David Rosenberg Slams Business Insider's Vincent Fernando
Who says Canadians lack a sense of humor... And are ever wrong about the ECRI.
From Rosie this morning:
ECRI WAS RIGHT ALL ALONG!
We rarely pay attention to blogs (John Mauldin, Barry Ritholtz and Tyler Durden aside) but yesterday yours truly was slammed by one Vincent Fernando (Here's Why It Was Ridiculous When David Rosenberg Used The ECRI To Predict A Double Dip — nice catchy title).
Well, if the truth be told, if things in the economy are so good and the ECRI was so wrong, why then did Bernanke hint about another major round of QE. No mention in this article, by the way, of how the Fed has now cut its forecast three times in the last four months. The fact that the 10-year Treasury note yield has plunged 150 basis points since April is actually telling you that there is an asset class out there that has responded forcefully to double-dip risks. And, let’s not forget that the Macroeconomic Adviser’s GDP figures show that the economy has contracted in three of the past four months.

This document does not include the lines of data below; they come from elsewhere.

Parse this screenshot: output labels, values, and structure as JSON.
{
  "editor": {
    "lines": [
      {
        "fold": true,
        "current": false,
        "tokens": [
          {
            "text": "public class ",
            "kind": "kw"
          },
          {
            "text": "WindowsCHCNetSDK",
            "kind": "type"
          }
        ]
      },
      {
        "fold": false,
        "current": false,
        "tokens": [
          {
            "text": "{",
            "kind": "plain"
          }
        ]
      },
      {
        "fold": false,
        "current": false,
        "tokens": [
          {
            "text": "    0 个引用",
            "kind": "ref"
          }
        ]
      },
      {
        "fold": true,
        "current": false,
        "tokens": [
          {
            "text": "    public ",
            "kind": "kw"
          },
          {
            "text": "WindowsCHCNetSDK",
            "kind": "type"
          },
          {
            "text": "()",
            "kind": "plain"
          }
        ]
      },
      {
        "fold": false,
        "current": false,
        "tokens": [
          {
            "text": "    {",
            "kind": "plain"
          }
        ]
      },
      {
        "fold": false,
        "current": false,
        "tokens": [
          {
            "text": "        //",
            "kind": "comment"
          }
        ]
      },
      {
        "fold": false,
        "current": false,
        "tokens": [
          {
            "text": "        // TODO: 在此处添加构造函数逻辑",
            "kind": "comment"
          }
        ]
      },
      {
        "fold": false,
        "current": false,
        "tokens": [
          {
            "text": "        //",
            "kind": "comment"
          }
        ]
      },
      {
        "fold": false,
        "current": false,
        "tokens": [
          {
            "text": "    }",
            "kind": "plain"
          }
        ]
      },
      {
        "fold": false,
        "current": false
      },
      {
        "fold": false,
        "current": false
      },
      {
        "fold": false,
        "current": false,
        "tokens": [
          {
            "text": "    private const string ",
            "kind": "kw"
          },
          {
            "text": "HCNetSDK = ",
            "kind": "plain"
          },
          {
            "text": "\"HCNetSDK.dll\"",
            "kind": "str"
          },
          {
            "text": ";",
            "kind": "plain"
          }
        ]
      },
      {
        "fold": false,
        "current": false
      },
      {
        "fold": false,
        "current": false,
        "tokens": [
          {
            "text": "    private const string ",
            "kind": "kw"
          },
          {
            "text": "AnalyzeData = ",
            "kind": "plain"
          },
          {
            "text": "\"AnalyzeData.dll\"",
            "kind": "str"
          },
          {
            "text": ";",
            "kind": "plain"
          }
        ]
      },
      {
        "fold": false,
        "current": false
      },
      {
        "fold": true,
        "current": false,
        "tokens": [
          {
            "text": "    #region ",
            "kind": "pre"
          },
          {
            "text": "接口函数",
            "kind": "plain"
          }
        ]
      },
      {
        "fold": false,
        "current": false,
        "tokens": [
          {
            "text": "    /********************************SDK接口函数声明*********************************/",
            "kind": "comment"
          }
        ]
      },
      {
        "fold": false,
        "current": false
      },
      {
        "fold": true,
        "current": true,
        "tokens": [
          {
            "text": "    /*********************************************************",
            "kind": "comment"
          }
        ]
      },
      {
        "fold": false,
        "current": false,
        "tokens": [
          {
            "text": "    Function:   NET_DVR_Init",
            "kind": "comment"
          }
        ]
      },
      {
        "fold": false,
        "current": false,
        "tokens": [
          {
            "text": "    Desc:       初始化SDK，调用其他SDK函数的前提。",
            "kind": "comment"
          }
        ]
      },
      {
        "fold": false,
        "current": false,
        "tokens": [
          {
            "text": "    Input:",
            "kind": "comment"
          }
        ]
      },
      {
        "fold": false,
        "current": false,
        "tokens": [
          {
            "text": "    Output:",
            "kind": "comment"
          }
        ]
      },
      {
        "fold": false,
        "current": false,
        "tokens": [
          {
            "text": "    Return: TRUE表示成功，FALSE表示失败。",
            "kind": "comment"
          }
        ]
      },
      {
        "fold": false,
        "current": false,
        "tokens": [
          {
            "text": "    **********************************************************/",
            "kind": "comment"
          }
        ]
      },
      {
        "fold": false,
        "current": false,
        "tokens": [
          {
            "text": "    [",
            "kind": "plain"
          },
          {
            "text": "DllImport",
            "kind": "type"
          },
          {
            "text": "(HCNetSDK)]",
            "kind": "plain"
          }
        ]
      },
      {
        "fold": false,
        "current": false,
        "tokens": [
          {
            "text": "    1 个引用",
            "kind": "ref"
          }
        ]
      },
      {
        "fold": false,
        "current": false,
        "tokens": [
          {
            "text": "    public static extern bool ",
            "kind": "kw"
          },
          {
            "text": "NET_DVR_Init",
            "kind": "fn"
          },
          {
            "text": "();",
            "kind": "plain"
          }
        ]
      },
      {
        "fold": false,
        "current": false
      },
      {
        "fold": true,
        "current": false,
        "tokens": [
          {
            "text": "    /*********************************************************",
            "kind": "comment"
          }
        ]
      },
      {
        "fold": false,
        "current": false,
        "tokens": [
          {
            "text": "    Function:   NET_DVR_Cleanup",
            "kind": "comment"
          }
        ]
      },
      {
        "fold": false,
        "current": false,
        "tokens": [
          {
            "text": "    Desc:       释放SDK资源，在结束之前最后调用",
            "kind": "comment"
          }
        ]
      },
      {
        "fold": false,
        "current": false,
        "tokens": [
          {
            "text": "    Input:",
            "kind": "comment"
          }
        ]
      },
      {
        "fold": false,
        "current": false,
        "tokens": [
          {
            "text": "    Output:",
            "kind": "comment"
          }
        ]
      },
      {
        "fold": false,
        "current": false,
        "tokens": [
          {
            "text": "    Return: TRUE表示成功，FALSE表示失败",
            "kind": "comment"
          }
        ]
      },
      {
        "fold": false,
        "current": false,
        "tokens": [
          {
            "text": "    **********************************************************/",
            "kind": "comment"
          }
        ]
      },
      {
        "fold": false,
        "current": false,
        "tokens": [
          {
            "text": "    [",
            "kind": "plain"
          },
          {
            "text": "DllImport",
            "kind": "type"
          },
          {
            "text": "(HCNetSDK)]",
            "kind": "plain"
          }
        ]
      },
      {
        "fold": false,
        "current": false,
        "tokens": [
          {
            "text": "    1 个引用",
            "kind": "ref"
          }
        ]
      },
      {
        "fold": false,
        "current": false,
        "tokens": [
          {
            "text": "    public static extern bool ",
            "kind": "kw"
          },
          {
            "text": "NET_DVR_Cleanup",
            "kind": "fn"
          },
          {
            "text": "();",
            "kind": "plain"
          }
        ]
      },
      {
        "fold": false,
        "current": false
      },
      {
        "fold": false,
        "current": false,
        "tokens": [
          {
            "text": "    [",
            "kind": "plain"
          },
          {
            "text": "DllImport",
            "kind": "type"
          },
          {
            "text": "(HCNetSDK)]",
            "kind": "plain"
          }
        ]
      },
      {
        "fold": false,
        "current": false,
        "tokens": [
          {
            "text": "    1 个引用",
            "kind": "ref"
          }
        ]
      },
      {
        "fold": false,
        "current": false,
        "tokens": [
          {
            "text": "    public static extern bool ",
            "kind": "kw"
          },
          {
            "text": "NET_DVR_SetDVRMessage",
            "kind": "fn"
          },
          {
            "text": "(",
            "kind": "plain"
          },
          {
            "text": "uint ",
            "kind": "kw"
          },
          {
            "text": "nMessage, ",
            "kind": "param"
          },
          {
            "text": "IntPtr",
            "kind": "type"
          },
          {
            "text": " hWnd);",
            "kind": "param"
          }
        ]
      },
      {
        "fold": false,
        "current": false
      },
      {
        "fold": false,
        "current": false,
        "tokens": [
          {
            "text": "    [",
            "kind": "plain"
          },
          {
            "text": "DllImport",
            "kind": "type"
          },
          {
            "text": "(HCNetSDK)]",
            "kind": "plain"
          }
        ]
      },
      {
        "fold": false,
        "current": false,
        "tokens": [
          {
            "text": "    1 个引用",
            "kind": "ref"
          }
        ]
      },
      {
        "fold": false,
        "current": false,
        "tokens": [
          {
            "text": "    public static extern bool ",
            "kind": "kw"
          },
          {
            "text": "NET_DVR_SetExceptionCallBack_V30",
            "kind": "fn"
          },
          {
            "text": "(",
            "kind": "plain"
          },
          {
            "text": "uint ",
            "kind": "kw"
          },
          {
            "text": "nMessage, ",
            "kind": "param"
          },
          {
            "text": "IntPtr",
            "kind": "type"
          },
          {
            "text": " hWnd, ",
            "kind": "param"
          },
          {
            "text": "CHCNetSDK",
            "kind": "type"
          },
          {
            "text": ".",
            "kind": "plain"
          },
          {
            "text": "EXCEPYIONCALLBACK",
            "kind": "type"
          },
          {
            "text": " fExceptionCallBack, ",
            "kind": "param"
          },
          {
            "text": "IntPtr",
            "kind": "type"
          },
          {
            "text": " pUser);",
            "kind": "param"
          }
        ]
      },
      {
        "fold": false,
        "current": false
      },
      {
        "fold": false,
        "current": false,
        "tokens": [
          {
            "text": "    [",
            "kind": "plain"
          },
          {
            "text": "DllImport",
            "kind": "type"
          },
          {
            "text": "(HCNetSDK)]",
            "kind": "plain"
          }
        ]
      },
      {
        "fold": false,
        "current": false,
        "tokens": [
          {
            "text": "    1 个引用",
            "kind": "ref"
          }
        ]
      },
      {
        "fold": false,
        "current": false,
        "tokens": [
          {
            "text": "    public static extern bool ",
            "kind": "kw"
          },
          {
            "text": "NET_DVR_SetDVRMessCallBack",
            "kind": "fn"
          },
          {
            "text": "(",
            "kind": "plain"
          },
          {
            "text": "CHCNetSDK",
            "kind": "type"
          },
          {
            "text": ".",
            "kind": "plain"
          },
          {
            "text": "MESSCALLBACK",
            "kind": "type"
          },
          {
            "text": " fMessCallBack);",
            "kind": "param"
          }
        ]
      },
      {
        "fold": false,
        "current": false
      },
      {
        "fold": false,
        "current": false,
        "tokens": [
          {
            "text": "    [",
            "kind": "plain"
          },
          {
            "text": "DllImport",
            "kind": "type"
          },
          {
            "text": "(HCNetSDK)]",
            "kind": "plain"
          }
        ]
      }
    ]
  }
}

It’s always encouraging to find yourself in the company of people you respect. To this end, have a look at the article on page C1 of the WSJ on Bridgewater’s Ray Dalio. To wit:
“One of the nation’s largest hedge funds is emerging as a big winner of 2010, earning its managers and clients billions in profits through a series of bearish bets on the U.S. economy.
Bridgewater Associates Inc. has scored a return of about 38% at its flagship fund, driven in part by a multifaceted wager that the U.S. economy would be in worse shape than many expected and the Federal Reserve would keep interest rates low....”
Then, we see this from Ken Goldstein, the Conference Board’s economist, on page 22 of the FT:
“More than a year after the recession officially ended, the economy is slow and has no forward momentum. The LEI suggests little change in economic conditions through the holidays or the early months of 2011.”
So you see, Vincent, it may not be a “double dip” per se, but stall-speed isn’t really altogether that far away from it either. And guess what? The ECRI actually did nail it!
And as for that other "Leading Index"...
LEADING INDICATORS: DEVIL IN THE DETAILS
On the surface, the Conference Board’s index of leading economic indicators (LEI) report seemed decent enough, registering a 0.3% monthly gain for September, exactly as expected. But the details of the report were to be desired and in fact, suggest sluggish economic growth ahead.
One of the 10 components of the composite index is the level of the Treasury yield curve. Given that short rates have been at virtually zero since the end of 2008, it is really no surprise that the yield curve has consistently made a positive contribution to the index since then. We think it’s much more meaningful in a zero-interest rate environment to look at the LEI excluding the yield curve, which was flat in September after three straight monthly declines.
If we strip out the S&P 500 as well to get a sense of how the “real economy” is doing. On this measure, the LEI fell 0.1%, the fourth consecutive monthly decline. This is actually a rare event when the economy is not in recession: going back to the early 1960s, four consecutive monthly declines in the LEI excluding the yield curve and S&P 500 has happened only 4% of the time (or is a 1-in-25 event).
As aside, when we ran some quick correlations with the LEI, LEI excluding the yield curve, LEI excluding the stock market, and the LEI excluding the yield curve and stock market, the latter had the highest correlation with GDP growth. In other words, the “real economy” components of the LEI historical have the strongest link to GDP growth.
The coincident-to-lagging ratio (a leading indicator of the LEI) fell 0.4% MoM in September and is the weakest since January 2009. Moreover, the ratio is now down three months in a row and we have not seen this happen since we were in recession in 2008-2009.
All in, the details of the report suggest sluggish growth ahead for the U.S. economy. And don’t take our word for it: Conference Board economist Ken Goldstein said in yesterday’s press release that “More than a year after the recession officially ended, the economy is slow and has no forward momentum. The LEI suggests little change in economic conditions through the holidays or the early months of 2011”.
We will have some more to say about the BLS-type data mining (or lack thereof) in the LEI soon enough.